Task material ->
★ ★ ★ ★

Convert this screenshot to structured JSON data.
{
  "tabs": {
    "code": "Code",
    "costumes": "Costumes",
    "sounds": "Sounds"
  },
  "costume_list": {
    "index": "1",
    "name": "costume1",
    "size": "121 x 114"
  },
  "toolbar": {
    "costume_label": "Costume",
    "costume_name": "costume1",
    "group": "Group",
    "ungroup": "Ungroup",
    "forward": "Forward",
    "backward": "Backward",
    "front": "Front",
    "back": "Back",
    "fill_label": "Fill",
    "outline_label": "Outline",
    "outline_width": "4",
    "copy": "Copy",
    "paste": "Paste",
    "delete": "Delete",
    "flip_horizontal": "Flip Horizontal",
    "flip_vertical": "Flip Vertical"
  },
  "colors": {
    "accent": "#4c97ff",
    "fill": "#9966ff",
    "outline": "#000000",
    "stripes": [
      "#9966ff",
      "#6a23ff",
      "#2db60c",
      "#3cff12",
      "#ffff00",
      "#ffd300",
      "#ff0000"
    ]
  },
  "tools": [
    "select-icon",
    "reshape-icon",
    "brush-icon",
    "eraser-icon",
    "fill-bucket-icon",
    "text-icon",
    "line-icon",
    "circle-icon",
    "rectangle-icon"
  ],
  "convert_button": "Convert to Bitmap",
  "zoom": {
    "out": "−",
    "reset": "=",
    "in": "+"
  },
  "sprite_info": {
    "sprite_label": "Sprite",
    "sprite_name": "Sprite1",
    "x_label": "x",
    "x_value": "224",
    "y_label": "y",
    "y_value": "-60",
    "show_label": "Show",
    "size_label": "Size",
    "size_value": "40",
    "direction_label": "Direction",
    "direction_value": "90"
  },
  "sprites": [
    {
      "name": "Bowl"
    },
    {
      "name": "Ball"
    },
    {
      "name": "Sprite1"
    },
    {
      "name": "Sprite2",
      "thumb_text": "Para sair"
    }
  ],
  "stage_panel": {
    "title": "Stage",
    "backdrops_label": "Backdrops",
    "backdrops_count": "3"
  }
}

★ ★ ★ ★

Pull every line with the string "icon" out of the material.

Solved problem ->
    "select-icon",
    "reshape-icon",
    "brush-icon",
    "eraser-icon",
    "fill-bucket-icon",
    "text-icon",
    "line-icon",
    "circle-icon",
    "rectangle-icon"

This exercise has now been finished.